> _Exercise_
Search the listing below for the string "Acme", then copy every line it appears in.

> _Supplied material_

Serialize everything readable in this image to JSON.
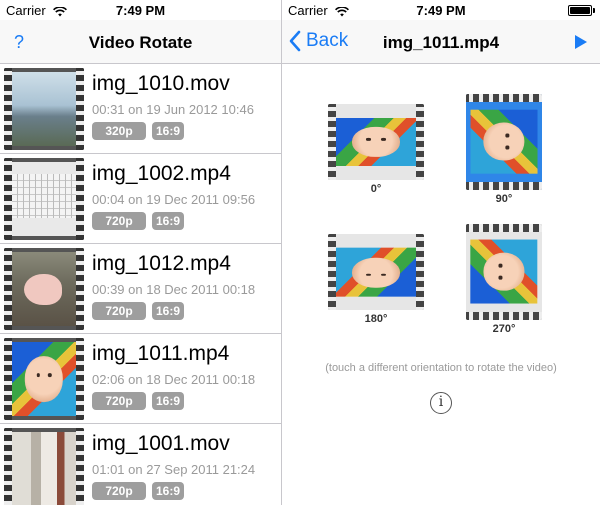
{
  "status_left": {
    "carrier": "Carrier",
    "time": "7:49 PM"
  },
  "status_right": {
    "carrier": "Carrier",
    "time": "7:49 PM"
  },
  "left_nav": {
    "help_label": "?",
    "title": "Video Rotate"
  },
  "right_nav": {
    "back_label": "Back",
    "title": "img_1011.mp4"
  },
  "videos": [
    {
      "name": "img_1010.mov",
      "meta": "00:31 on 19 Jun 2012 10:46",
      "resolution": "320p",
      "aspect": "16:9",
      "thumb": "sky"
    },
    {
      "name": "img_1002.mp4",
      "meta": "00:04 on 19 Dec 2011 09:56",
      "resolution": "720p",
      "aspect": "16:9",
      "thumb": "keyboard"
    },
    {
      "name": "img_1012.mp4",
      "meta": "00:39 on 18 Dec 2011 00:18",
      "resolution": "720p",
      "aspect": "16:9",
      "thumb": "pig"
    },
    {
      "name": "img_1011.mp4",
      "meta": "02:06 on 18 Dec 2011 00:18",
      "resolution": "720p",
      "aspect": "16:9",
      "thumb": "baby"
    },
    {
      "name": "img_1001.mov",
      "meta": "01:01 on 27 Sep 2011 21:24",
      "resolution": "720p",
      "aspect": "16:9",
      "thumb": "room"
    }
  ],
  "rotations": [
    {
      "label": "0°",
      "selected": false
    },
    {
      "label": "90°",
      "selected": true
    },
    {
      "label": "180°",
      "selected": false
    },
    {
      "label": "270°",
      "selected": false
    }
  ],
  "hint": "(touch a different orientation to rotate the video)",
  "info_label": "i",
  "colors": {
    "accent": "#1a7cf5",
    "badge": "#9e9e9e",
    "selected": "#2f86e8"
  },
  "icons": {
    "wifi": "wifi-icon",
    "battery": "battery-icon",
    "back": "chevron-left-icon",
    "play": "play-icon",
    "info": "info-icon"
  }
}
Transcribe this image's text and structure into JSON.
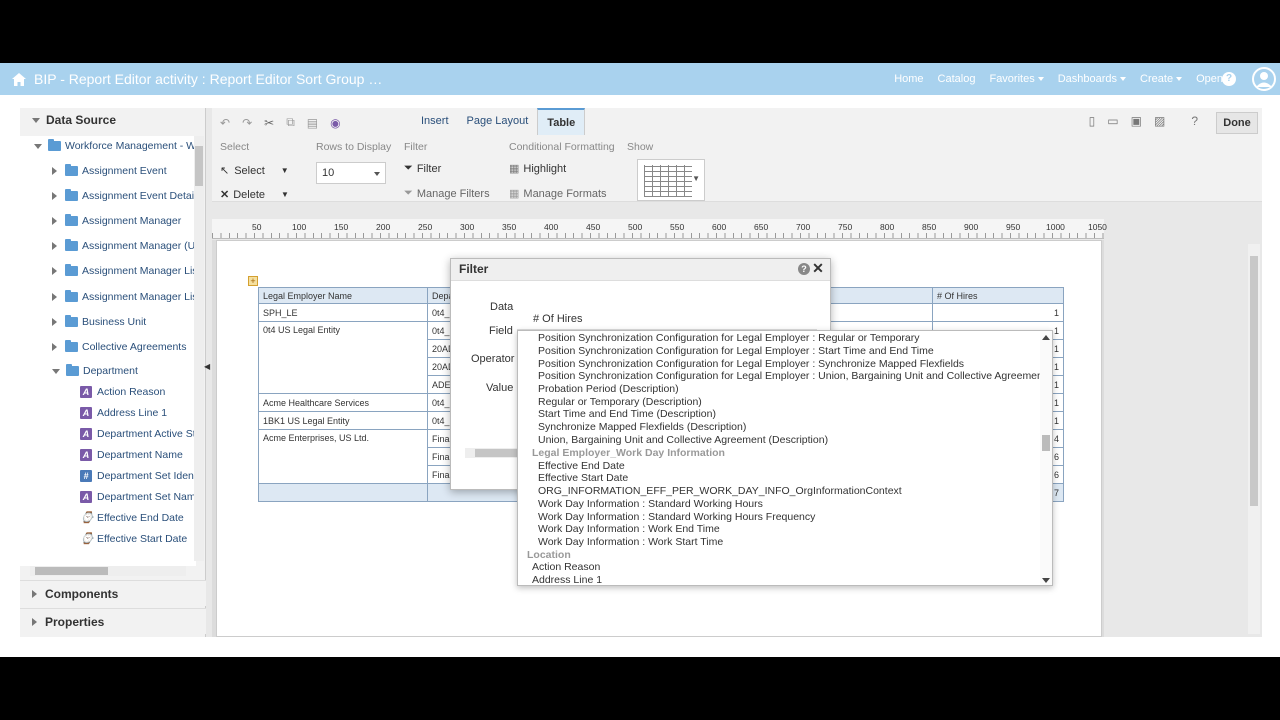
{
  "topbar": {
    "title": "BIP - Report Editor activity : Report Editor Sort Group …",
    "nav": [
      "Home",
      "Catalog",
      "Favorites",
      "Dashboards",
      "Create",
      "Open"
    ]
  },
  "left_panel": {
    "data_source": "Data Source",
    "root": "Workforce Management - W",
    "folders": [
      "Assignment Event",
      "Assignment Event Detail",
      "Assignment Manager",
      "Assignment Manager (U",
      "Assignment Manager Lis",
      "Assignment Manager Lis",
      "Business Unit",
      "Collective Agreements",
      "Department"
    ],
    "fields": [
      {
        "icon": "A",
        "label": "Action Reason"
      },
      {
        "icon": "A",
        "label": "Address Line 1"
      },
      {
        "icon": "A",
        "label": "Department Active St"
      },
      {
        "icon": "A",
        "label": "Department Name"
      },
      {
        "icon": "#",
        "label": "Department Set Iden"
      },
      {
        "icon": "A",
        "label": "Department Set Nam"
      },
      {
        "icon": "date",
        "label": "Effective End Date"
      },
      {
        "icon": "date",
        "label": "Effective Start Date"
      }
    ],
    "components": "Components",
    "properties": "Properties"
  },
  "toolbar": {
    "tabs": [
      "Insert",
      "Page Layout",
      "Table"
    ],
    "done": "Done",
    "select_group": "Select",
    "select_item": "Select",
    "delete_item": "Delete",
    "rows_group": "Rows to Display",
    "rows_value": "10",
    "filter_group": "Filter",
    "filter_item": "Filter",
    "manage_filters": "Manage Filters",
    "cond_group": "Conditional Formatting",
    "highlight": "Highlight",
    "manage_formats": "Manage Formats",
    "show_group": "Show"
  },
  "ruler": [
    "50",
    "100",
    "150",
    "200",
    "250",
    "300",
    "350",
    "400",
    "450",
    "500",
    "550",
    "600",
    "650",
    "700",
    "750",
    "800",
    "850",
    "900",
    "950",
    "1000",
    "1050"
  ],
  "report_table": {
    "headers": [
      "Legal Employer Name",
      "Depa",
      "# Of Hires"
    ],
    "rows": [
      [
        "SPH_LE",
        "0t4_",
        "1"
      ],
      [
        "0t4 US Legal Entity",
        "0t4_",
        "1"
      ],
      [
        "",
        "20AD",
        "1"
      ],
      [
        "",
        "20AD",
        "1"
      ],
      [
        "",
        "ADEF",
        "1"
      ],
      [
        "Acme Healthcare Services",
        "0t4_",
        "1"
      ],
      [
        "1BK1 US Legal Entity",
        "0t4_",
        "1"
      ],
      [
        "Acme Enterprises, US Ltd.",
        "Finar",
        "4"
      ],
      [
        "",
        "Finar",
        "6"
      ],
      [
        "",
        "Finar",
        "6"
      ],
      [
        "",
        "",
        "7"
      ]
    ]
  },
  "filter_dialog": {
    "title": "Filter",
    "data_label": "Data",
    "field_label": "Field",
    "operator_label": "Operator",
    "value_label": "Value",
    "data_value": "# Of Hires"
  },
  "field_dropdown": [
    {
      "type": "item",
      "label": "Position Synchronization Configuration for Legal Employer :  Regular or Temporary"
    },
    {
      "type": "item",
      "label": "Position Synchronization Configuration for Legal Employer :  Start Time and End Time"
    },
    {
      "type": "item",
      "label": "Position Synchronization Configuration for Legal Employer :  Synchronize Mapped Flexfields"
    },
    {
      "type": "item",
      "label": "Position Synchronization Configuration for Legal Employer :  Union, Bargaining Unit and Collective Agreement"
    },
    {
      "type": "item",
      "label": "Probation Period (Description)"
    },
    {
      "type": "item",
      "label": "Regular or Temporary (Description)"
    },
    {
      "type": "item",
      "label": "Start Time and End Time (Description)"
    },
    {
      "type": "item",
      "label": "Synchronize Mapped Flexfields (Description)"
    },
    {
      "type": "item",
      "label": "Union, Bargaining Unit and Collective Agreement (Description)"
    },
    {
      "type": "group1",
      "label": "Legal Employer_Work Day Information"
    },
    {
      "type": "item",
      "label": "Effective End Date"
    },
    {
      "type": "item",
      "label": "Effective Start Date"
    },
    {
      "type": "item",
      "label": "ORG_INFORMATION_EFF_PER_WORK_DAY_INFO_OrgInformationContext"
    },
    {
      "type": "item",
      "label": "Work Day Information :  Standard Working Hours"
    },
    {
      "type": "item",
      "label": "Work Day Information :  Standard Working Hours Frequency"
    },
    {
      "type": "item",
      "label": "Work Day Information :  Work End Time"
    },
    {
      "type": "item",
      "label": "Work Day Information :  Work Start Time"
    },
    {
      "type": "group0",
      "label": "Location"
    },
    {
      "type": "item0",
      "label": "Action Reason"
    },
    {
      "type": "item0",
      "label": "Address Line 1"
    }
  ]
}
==
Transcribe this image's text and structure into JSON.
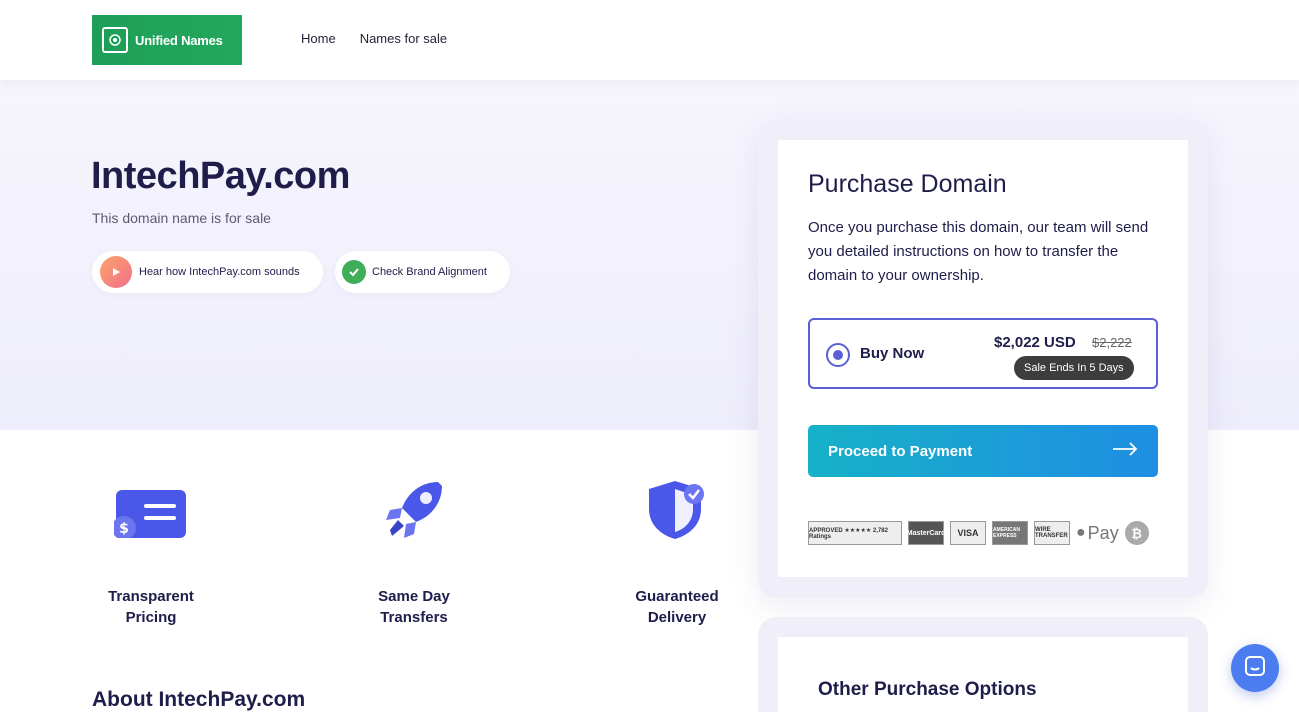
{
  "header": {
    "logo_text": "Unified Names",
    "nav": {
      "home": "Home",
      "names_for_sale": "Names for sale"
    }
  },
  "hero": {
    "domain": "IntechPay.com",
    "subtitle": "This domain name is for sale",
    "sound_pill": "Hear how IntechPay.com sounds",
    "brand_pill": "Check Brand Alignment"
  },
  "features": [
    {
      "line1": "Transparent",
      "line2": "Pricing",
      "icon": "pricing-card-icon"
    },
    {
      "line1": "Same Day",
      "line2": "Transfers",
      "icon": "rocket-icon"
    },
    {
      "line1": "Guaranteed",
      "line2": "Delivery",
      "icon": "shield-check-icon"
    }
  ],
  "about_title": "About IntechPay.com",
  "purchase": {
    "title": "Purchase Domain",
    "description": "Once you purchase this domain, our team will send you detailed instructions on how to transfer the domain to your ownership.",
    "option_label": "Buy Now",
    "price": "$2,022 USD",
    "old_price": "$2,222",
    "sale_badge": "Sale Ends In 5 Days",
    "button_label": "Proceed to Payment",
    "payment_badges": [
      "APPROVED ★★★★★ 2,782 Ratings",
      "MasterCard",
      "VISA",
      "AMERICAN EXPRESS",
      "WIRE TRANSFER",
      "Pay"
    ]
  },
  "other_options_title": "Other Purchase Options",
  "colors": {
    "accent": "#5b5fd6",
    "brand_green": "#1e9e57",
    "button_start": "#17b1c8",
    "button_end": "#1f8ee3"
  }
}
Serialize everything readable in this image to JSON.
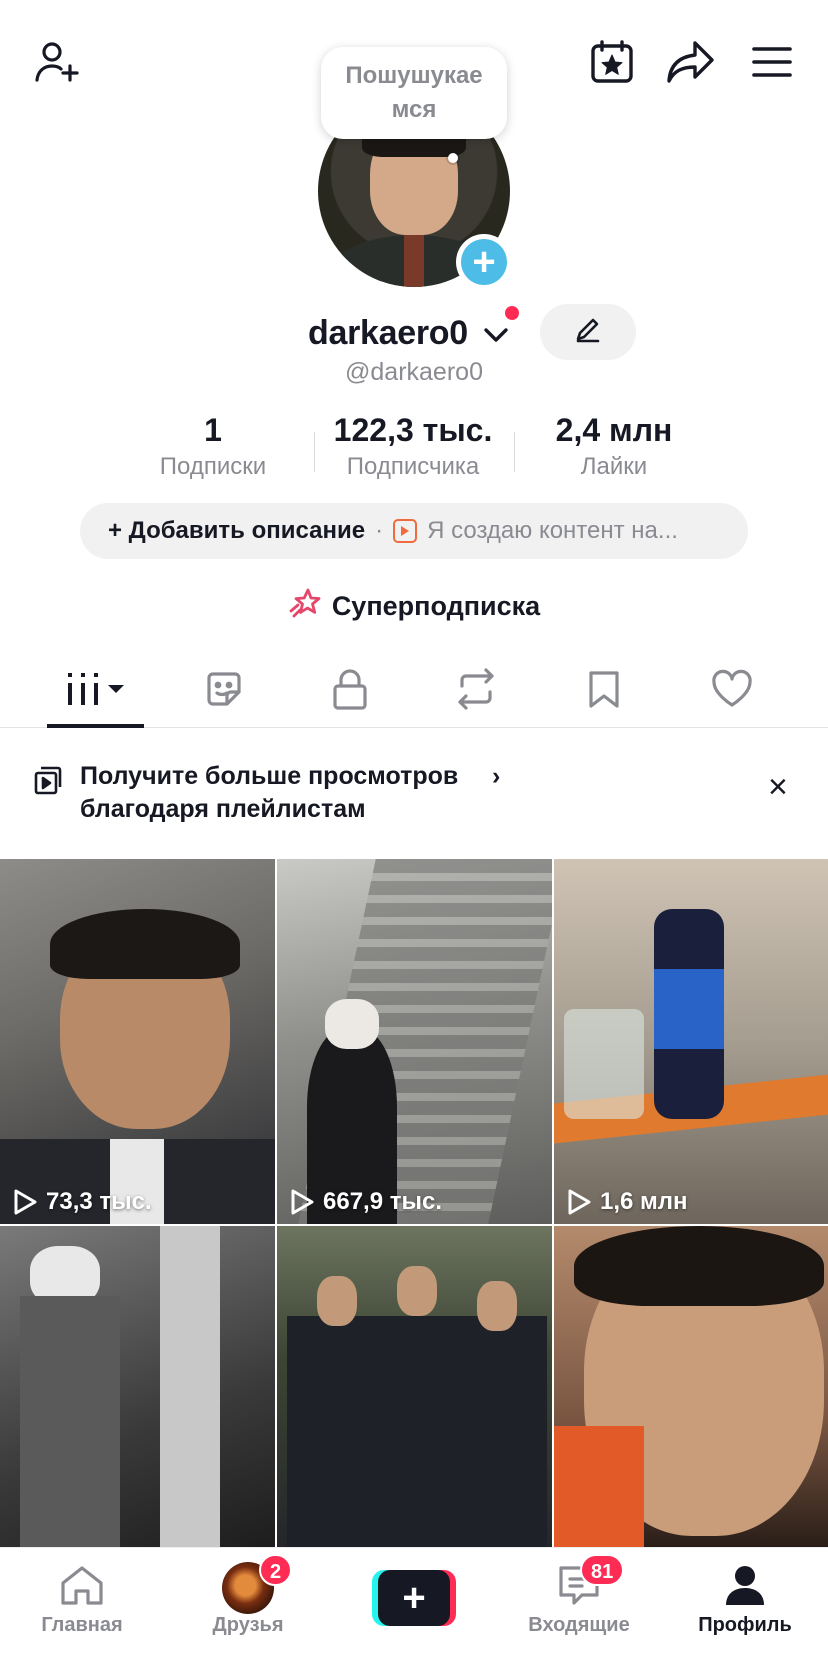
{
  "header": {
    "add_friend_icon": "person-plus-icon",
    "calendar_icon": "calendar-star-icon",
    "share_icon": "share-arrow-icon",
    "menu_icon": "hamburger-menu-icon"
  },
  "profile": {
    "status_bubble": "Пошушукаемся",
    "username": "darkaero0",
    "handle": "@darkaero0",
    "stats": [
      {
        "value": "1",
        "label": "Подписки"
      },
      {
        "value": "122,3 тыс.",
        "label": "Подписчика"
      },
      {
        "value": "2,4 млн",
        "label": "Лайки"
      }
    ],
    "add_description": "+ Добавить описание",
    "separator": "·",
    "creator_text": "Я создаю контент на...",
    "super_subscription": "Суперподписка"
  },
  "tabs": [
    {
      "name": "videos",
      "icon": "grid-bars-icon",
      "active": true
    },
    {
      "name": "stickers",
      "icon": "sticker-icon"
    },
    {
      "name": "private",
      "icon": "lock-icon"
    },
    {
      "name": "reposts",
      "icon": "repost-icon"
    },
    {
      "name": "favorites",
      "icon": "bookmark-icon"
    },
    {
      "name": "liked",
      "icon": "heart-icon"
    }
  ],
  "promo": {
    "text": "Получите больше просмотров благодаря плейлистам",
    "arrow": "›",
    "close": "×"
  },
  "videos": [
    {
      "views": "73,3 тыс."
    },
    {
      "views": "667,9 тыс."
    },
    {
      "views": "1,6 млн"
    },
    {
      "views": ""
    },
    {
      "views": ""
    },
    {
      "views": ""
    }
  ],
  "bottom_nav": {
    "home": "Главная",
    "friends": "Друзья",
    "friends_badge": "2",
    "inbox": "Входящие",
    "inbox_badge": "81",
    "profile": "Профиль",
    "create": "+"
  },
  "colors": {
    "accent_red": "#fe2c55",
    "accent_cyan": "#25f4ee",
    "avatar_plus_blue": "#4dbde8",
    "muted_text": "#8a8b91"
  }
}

> _Response box_
        "Acme Healthcare Services",
        "Acme Enterprises, US Ltd.",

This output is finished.